City spokesperson Jasmine Graham said municipal crews made “minor repairs” to the area’s gravel path and “tended to some plants that were squashed by what appeared to be ATVs.” The plants are expected to rebound, she noted.

Lynda Lukasik, executive director of Environment Hamilton, said just last week a man wearing camouflage was riding an ATV down the asphalt trail in Valley Park near Mud Street West in upper Stoney Creek.

“It was broad daylight,” Lukasik said. “It does seem to be problem in city parks.”

Clark said provincial legislation allows municipalities to pass bylaws to prohibit ATVs on municipal “highways,” a catch-all term under the Highway Traffic Act that includes roads.

His motion, which received unanimous support, asks staff to draft a bylaw to bar off-road vehicles from highways in the city and explore a ban on driving on private property without permission.

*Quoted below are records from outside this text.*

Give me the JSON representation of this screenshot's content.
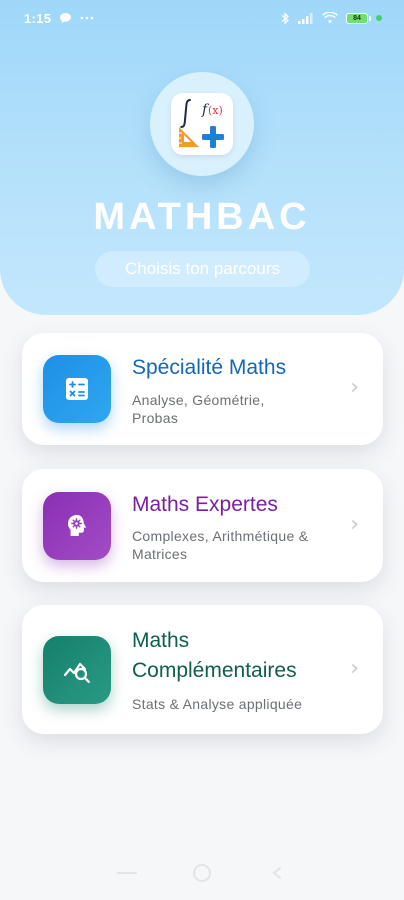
{
  "status_bar": {
    "time": "1:15",
    "battery_level": "84",
    "colors": {
      "text": "#ffffff",
      "battery_fill": "#6de06d",
      "dot": "#3bd46b"
    },
    "icons": [
      "chat-bubble-icon",
      "more-dots-icon",
      "bluetooth-icon",
      "signal-icon",
      "wifi-icon",
      "battery-icon"
    ]
  },
  "header": {
    "app_title": "MATHBAC",
    "subtitle": "Choisis ton parcours",
    "logo_icon": "math-symbols-logo",
    "colors": {
      "gradient_top": "#9fd7f9",
      "gradient_bottom": "#c3e7fd"
    }
  },
  "tracks": [
    {
      "title": "Spécialité Maths",
      "description": "Analyse, Géométrie, Probas",
      "icon": "calculator-icon",
      "color": "#1466b8"
    },
    {
      "title": "Maths Expertes",
      "description": "Complexes, Arithmétique & Matrices",
      "icon": "head-gear-icon",
      "color": "#7b1fa2"
    },
    {
      "title": "Maths Complémentaires",
      "description": "Stats & Analyse appliquée",
      "icon": "chart-search-icon",
      "color": "#0e5f4b"
    }
  ],
  "nav_bar": {
    "icons": [
      "menu-icon",
      "home-icon",
      "back-icon"
    ]
  }
}
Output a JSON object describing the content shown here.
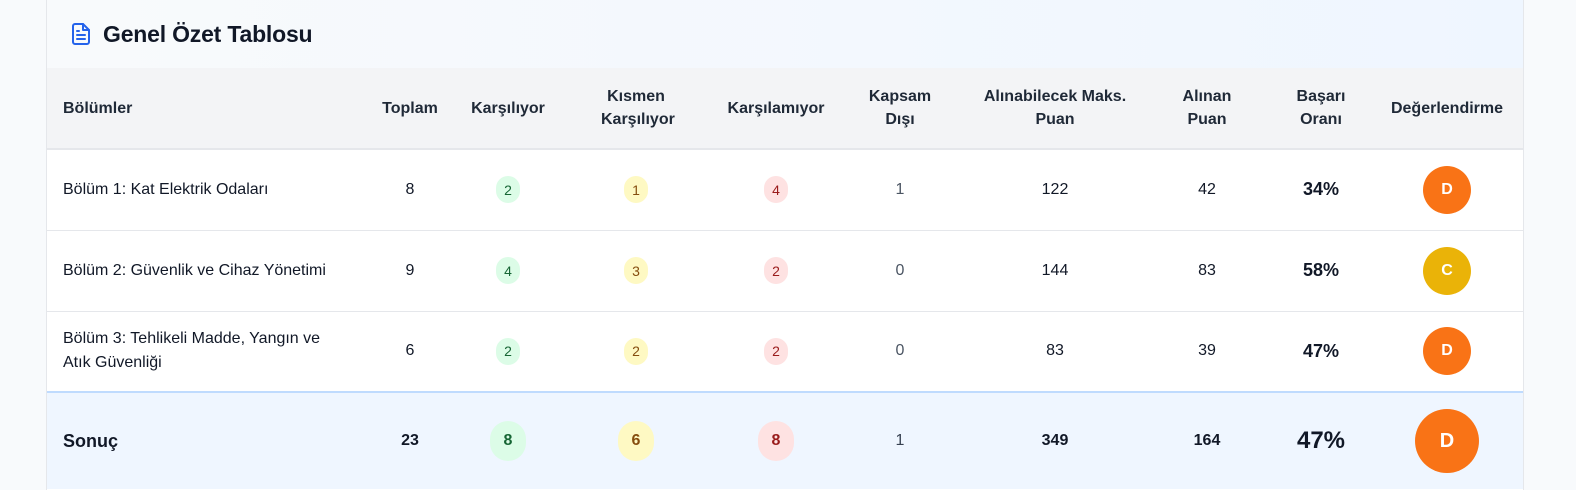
{
  "header": {
    "title": "Genel Özet Tablosu",
    "icon": "document-icon",
    "accent": "#2563eb"
  },
  "columns": [
    "Bölümler",
    "Toplam",
    "Karşılıyor",
    "Kısmen Karşılıyor",
    "Karşılamıyor",
    "Kapsam Dışı",
    "Alınabilecek Maks. Puan",
    "Alınan Puan",
    "Başarı Oranı",
    "Değerlendirme"
  ],
  "rows": [
    {
      "section": "Bölüm 1: Kat Elektrik Odaları",
      "total": "8",
      "meets": "2",
      "partial": "1",
      "not_meets": "4",
      "out_of_scope": "1",
      "max_points": "122",
      "points": "42",
      "rate": "34%",
      "grade": "D",
      "grade_color": "#f97316"
    },
    {
      "section": "Bölüm 2: Güvenlik ve Cihaz Yönetimi",
      "total": "9",
      "meets": "4",
      "partial": "3",
      "not_meets": "2",
      "out_of_scope": "0",
      "max_points": "144",
      "points": "83",
      "rate": "58%",
      "grade": "C",
      "grade_color": "#eab308"
    },
    {
      "section": "Bölüm 3: Tehlikeli Madde, Yangın ve Atık Güvenliği",
      "total": "6",
      "meets": "2",
      "partial": "2",
      "not_meets": "2",
      "out_of_scope": "0",
      "max_points": "83",
      "points": "39",
      "rate": "47%",
      "grade": "D",
      "grade_color": "#f97316"
    }
  ],
  "summary": {
    "label": "Sonuç",
    "total": "23",
    "meets": "8",
    "partial": "6",
    "not_meets": "8",
    "out_of_scope": "1",
    "max_points": "349",
    "points": "164",
    "rate": "47%",
    "grade": "D",
    "grade_color": "#f97316"
  }
}
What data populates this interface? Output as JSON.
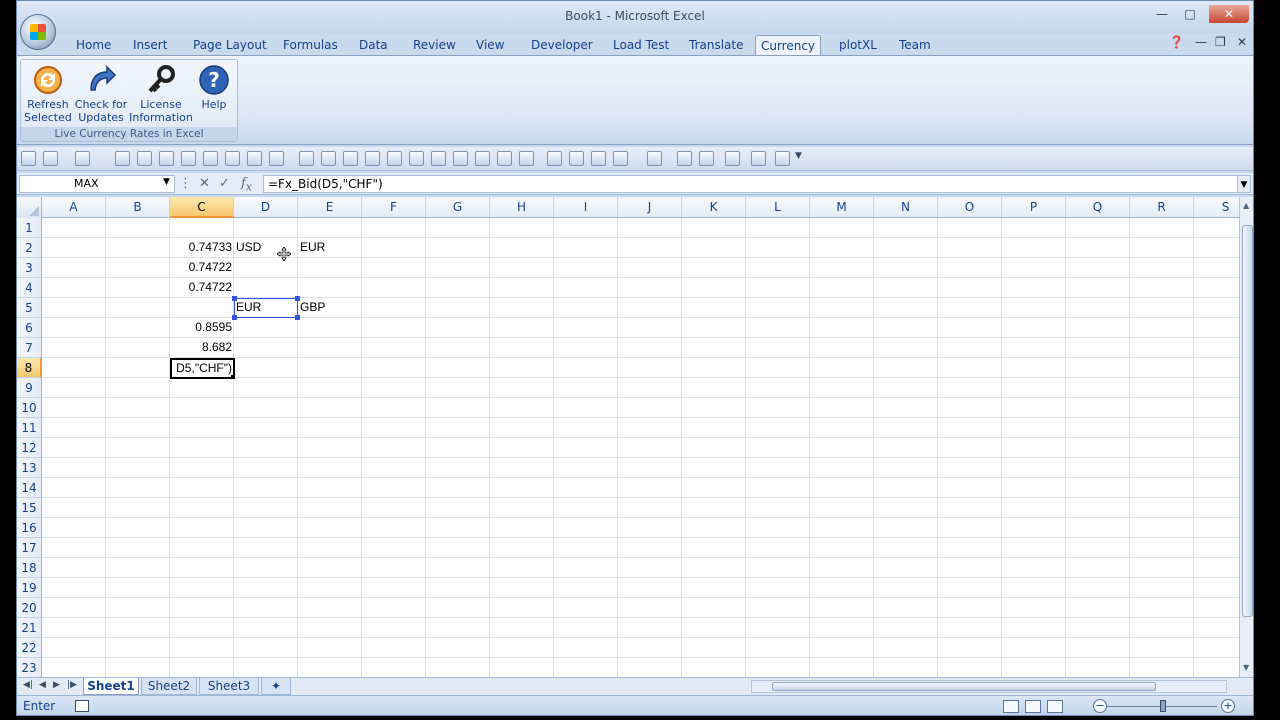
{
  "window": {
    "title": "Book1 - Microsoft Excel"
  },
  "tabs": [
    "Home",
    "Insert",
    "Page Layout",
    "Formulas",
    "Data",
    "Review",
    "View",
    "Developer",
    "Load Test",
    "Translate",
    "Currency",
    "plotXL",
    "Team"
  ],
  "active_tab": "Currency",
  "ribbon": {
    "buttons": [
      {
        "label1": "Refresh",
        "label2": "Selected",
        "icon": "refresh-icon"
      },
      {
        "label1": "Check for",
        "label2": "Updates",
        "icon": "update-arrow-icon"
      },
      {
        "label1": "License",
        "label2": "Information",
        "icon": "key-icon"
      },
      {
        "label1": "Help",
        "label2": "",
        "icon": "help-icon"
      }
    ],
    "group_label": "Live Currency Rates in Excel"
  },
  "formula_bar": {
    "name_box": "MAX",
    "formula": "=Fx_Bid(D5,\"CHF\")"
  },
  "columns": [
    "A",
    "B",
    "C",
    "D",
    "E",
    "F",
    "G",
    "H",
    "I",
    "J",
    "K",
    "L",
    "M",
    "N",
    "O",
    "P",
    "Q",
    "R",
    "S"
  ],
  "selected_column": "C",
  "rows": [
    "1",
    "2",
    "3",
    "4",
    "5",
    "6",
    "7",
    "8",
    "9",
    "10",
    "11",
    "12",
    "13",
    "14",
    "15",
    "16",
    "17",
    "18",
    "19",
    "20",
    "21",
    "22",
    "23"
  ],
  "selected_row": "8",
  "cells": {
    "C2": "0.74733",
    "D2": "USD",
    "E2": "EUR",
    "C3": "0.74722",
    "C4": "0.74722",
    "D5": "EUR",
    "E5": "GBP",
    "C6": "0.8595",
    "C7": "8.682",
    "C8": "D5,\"CHF\")"
  },
  "sheets": [
    "Sheet1",
    "Sheet2",
    "Sheet3"
  ],
  "active_sheet": "Sheet1",
  "status": {
    "mode": "Enter"
  },
  "colors": {
    "selection_header": "#f5c76d",
    "reference_border": "#3355dd"
  }
}
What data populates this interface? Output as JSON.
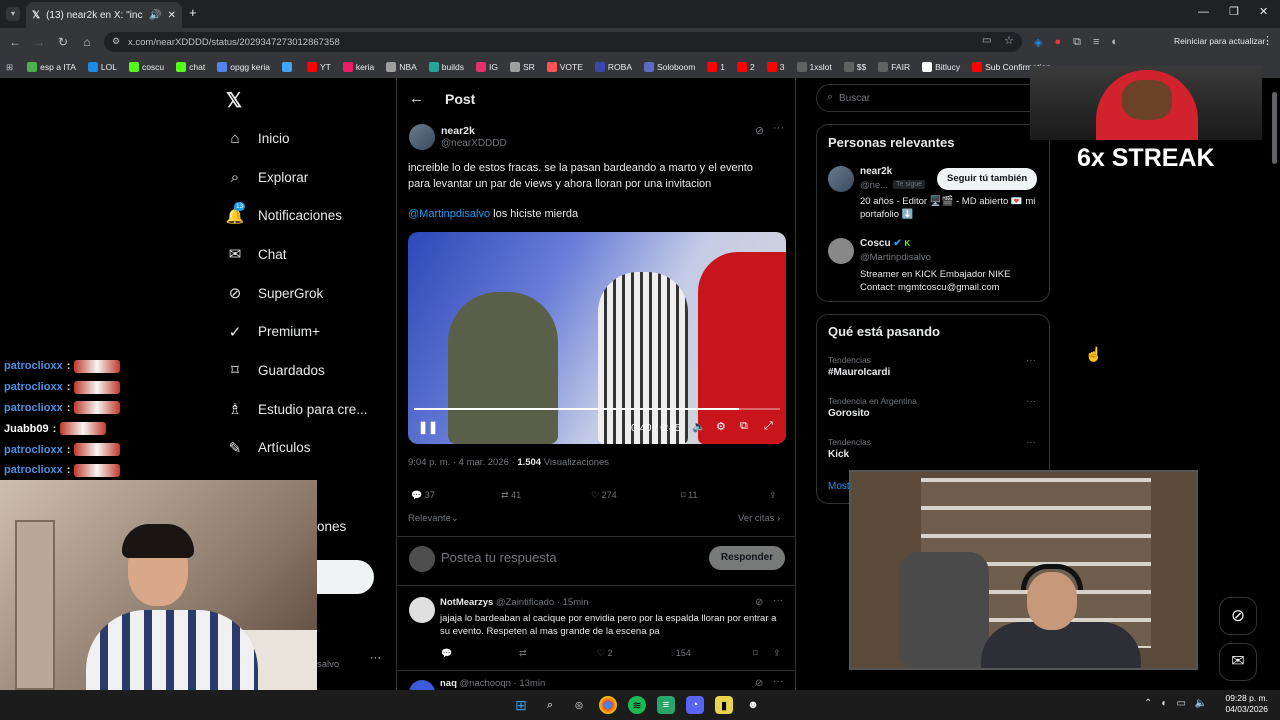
{
  "browser": {
    "tab_title": "(13) near2k en X: \"increíble",
    "url": "x.com/nearXDDDD/status/2029347273012867358",
    "update_button": "Reiniciar para actualizar",
    "bookmarks": [
      {
        "label": "esp a ITA",
        "color": "#4caf50"
      },
      {
        "label": "LOL",
        "color": "#1e88e5"
      },
      {
        "label": "coscu",
        "color": "#53fc18"
      },
      {
        "label": "chat",
        "color": "#53fc18"
      },
      {
        "label": "opgg keria",
        "color": "#5383e8"
      },
      {
        "label": "",
        "color": "#42a5f5"
      },
      {
        "label": "YT",
        "color": "#ff0000"
      },
      {
        "label": "keria",
        "color": "#e91e63"
      },
      {
        "label": "NBA",
        "color": "#9e9e9e"
      },
      {
        "label": "builds",
        "color": "#26a69a"
      },
      {
        "label": "IG",
        "color": "#e1306c"
      },
      {
        "label": "SR",
        "color": "#9e9e9e"
      },
      {
        "label": "VOTE",
        "color": "#ff5252"
      },
      {
        "label": "ROBA",
        "color": "#3949ab"
      },
      {
        "label": "Soloboom",
        "color": "#5c6bc0"
      },
      {
        "label": "1",
        "color": "#ff0000"
      },
      {
        "label": "2",
        "color": "#ff0000"
      },
      {
        "label": "3",
        "color": "#ff0000"
      },
      {
        "label": "1xslot",
        "color": "#616161"
      },
      {
        "label": "$$",
        "color": "#616161"
      },
      {
        "label": "FAIR",
        "color": "#616161"
      },
      {
        "label": "Bitlucy",
        "color": "#ffffff"
      },
      {
        "label": "Sub Confirmation",
        "color": "#ff0000"
      }
    ]
  },
  "nav": {
    "items": [
      {
        "label": "Inicio",
        "icon": "home-icon",
        "glyph": "⌂"
      },
      {
        "label": "Explorar",
        "icon": "search-icon",
        "glyph": "⌕"
      },
      {
        "label": "Notificaciones",
        "icon": "bell-icon",
        "glyph": "🔔"
      },
      {
        "label": "Chat",
        "icon": "mail-icon",
        "glyph": "✉"
      },
      {
        "label": "SuperGrok",
        "icon": "grok-icon",
        "glyph": "⊘"
      },
      {
        "label": "Premium+",
        "icon": "premium-icon",
        "glyph": "✓"
      },
      {
        "label": "Guardados",
        "icon": "bookmark-icon",
        "glyph": "⌑"
      },
      {
        "label": "Estudio para cre...",
        "icon": "studio-icon",
        "glyph": "♗"
      },
      {
        "label": "Artículos",
        "icon": "articles-icon",
        "glyph": "✎"
      }
    ],
    "notif_badge": "13",
    "partial_label": "ones",
    "partial_handle": "salvo"
  },
  "post": {
    "header": "Post",
    "author_name": "near2k",
    "author_handle": "@nearXDDDD",
    "text": "increible lo de estos fracas. se la pasan bardeando a marto y el evento para levantar un par de views y  ahora lloran por una invitacion",
    "mention": "@Martinpdisalvo",
    "mention_rest": " los hiciste mierda",
    "video_time": "0:40 / 0:45",
    "timestamp": "9:04 p. m. · 4 mar. 2026 · ",
    "views": "1.504",
    "views_label": " Visualizaciones",
    "replies": "37",
    "reposts": "41",
    "likes": "274",
    "bookmarks": "11",
    "sort": "Relevante",
    "quotes": "Ver citas",
    "reply_placeholder": "Postea tu respuesta",
    "reply_button": "Responder"
  },
  "replies": [
    {
      "name": "NotMearzys",
      "handle": "@Zaintificado · 15min",
      "text": "jajaja lo bardeaban al cacique por envidia pero por la espalda lloran por entrar a su evento. Respeten al mas grande de la escena pa",
      "comments": "",
      "reposts": "",
      "likes": "2",
      "views": "154"
    },
    {
      "name": "naq",
      "handle": "@nachooqn · 13min",
      "text": "",
      "comments": "",
      "reposts": "",
      "likes": "",
      "views": ""
    }
  ],
  "sidebar": {
    "search_placeholder": "Buscar",
    "relevant_title": "Personas relevantes",
    "people": [
      {
        "name": "near2k",
        "handle": "@ne...",
        "follows_you": "Te sigue",
        "follow_button": "Seguir tú también",
        "bio": "20 años - Editor 🖥️🎬 - MD abierto 💌 mi portafolio ⬇️"
      },
      {
        "name": "Coscu",
        "handle": "@Martinpdisalvo",
        "bio": "Streamer en KICK Embajador NIKE Contact: mgmtcoscu@gmail.com"
      }
    ],
    "trending_title": "Qué está pasando",
    "trends": [
      {
        "context": "Tendencias",
        "topic": "#MauroIcardi"
      },
      {
        "context": "Tendencia en Argentina",
        "topic": "Gorosito"
      },
      {
        "context": "Tendencias",
        "topic": "Kick"
      }
    ],
    "more": "Most"
  },
  "overlay": {
    "streak": "6x STREAK",
    "chat": [
      {
        "user": "patroclioxx",
        "color": "#4a90e2"
      },
      {
        "user": "patroclioxx",
        "color": "#4a90e2"
      },
      {
        "user": "patroclioxx",
        "color": "#4a90e2"
      },
      {
        "user": "Juabb09",
        "color": "#ffffff"
      },
      {
        "user": "patroclioxx",
        "color": "#4a90e2"
      },
      {
        "user": "patroclioxx",
        "color": "#4a90e2"
      }
    ]
  },
  "taskbar": {
    "time": "09:28 p. m.",
    "date": "04/03/2026"
  }
}
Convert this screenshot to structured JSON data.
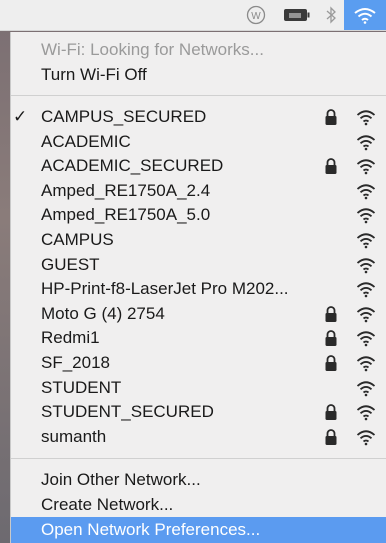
{
  "colors": {
    "menubar_bg": "#eeeeee",
    "menu_bg": "#f0efef",
    "highlight": "#5b9bf0"
  },
  "menubar": {
    "icons": [
      "circle-w-icon",
      "battery-icon",
      "bluetooth-icon",
      "wifi-icon"
    ]
  },
  "header": {
    "status": "Wi-Fi: Looking for Networks...",
    "toggle": "Turn Wi-Fi Off"
  },
  "networks": [
    {
      "name": "CAMPUS_SECURED",
      "checked": true,
      "locked": true
    },
    {
      "name": "ACADEMIC",
      "checked": false,
      "locked": false
    },
    {
      "name": "ACADEMIC_SECURED",
      "checked": false,
      "locked": true
    },
    {
      "name": "Amped_RE1750A_2.4",
      "checked": false,
      "locked": false
    },
    {
      "name": "Amped_RE1750A_5.0",
      "checked": false,
      "locked": false
    },
    {
      "name": "CAMPUS",
      "checked": false,
      "locked": false
    },
    {
      "name": "GUEST",
      "checked": false,
      "locked": false
    },
    {
      "name": "HP-Print-f8-LaserJet Pro M202...",
      "checked": false,
      "locked": false
    },
    {
      "name": "Moto G (4) 2754",
      "checked": false,
      "locked": true
    },
    {
      "name": "Redmi1",
      "checked": false,
      "locked": true
    },
    {
      "name": "SF_2018",
      "checked": false,
      "locked": true
    },
    {
      "name": "STUDENT",
      "checked": false,
      "locked": false
    },
    {
      "name": "STUDENT_SECURED",
      "checked": false,
      "locked": true
    },
    {
      "name": "sumanth",
      "checked": false,
      "locked": true
    }
  ],
  "check_mark": "✓",
  "footer": {
    "join": "Join Other Network...",
    "create": "Create Network...",
    "preferences": "Open Network Preferences..."
  }
}
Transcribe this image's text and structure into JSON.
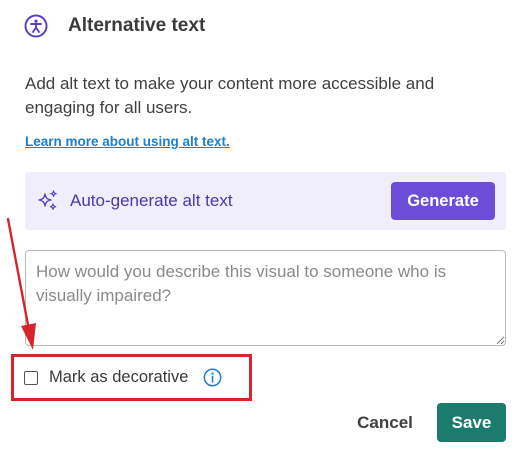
{
  "header": {
    "title": "Alternative text",
    "icon": "accessibility-icon"
  },
  "description": "Add alt text to make your content more accessible and engaging for all users.",
  "learn_link": "Learn more about using alt text.",
  "autogen": {
    "label": "Auto-generate alt text",
    "icon": "sparkle-icon",
    "button_label": "Generate"
  },
  "textarea": {
    "value": "",
    "placeholder": "How would you describe this visual to someone who is visually impaired?"
  },
  "decorative": {
    "label": "Mark as decorative",
    "checked": false,
    "icon": "info-icon"
  },
  "actions": {
    "cancel_label": "Cancel",
    "save_label": "Save"
  },
  "colors": {
    "accent_purple": "#6c4dd8",
    "panel_bg": "#f1eefc",
    "link_blue": "#1b7fd1",
    "save_teal": "#1b7b6c",
    "annotation_red": "#d7262b"
  }
}
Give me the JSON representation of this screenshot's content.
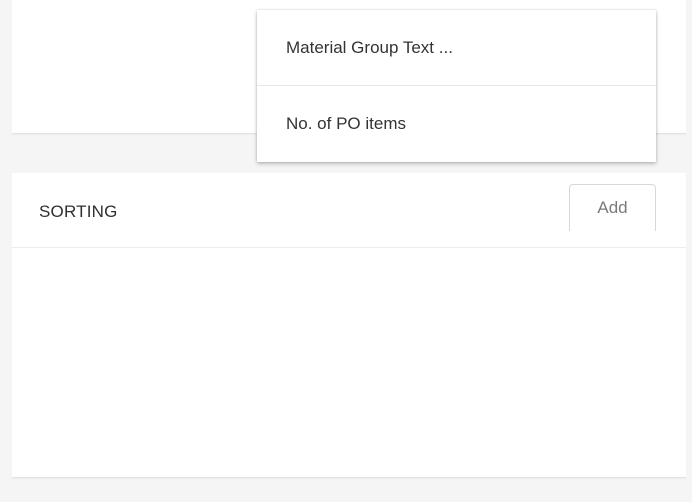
{
  "dropdown": {
    "items": [
      {
        "label": "Material Group Text ..."
      },
      {
        "label": "No. of PO items"
      }
    ]
  },
  "sorting": {
    "title": "SORTING",
    "add_label": "Add"
  },
  "colors": {
    "page_background": "#f5f5f5",
    "panel_background": "#ffffff",
    "divider": "#ececec",
    "button_border": "#d8d8d8"
  }
}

The direction to staff also recognizes that farmers riding ATVs for agricultural work would be exempted from any regulations.

Part of staff’s report back to council on a bylaw will include an enforcement strategy, said Jason Thorne, general manager of planning and economic development.

Teviah Moro is a Hamilton-based reporter at The Spectator. Reach him via email: tmoro@thespec.com

Hamilton to pursue ATV ban on city roads

Councillors say riders are tearing up front lawns, farmers’ fields, and zipping around parks and roads

News Sep 16, 2020 by Teviah Moro Hamilton Spectator

The city will draft a bylaw to bar all-terrain vehicles from roads and highways in Hamilton.

Coun. Brad Clark says ATV riders whip up and down local highways, side streets and shoulders, resulting in “very scary near misses” and accidents in upper Stoney Creek.

Riders are also “tearing up” farmers’ fields, he said, which Coun. Brenda Johnson echoed is a problem in Glanbrook.

“Farmers are pulling their hair out,” Johnson said during Wednesday’s council meeting, noting ATVs destroy swales, which causes fields to flood.

In Waterdown, dirt bikes and ATVs regularly speed down subdivision streets and connecting pathways, Coun. Judi Partridge said. “Many people are walking in these areas.”

They have also “chewed up” front lawns and garden beds, but police struggle to catch culprits due to limited resources, Partridge added.

Coun. Sam Merulla asked that Clark’s motion for a new bylaw to include public spaces, noting a park in his east-end ward is “frequently abused.”

Environment Hamilton recently lamented native plant species that were flattened by off-roaders at the Turtle Meeting Place in the Red Hill Valley near the Woodward water plant.

City spokesperson Jasmine Graham said municipal crews made “minor repairs” to the area’s gravel path and “tended to some plants that were squashed by what appeared to be ATVs.” The plants are expected to rebound, she noted.

Lynda Lukasik, executive director of Environment Hamilton, said just last week a man wearing camouflage was riding an ATV down the asphalt trail in Valley Park near Mud Street West in upper Stoney Creek.

“It was broad daylight,” Lukasik said. “It does seem to be problem in city parks.”

Clark said provincial legislation allows municipalities to pass bylaws to prohibit ATVs on municipal “highways,” a catch-all term under the Highway Traffic Act that includes roads.

His motion, which received unanimous support, asks staff to draft a bylaw to bar off-road vehicles from highways in the city and explore a ban on driving on private property without permission.

The direction to staff also recognizes that farmers riding ATVs for agricultural work would be exempted from any regulations.

Part of staff’s report back to council on a bylaw will include an enforcement strategy, said Jason Thorne, general manager of planning and economic development.

Teviah Moro is a Hamilton-based reporter at The Spectator. Reach him via email: tmoro@thespec.com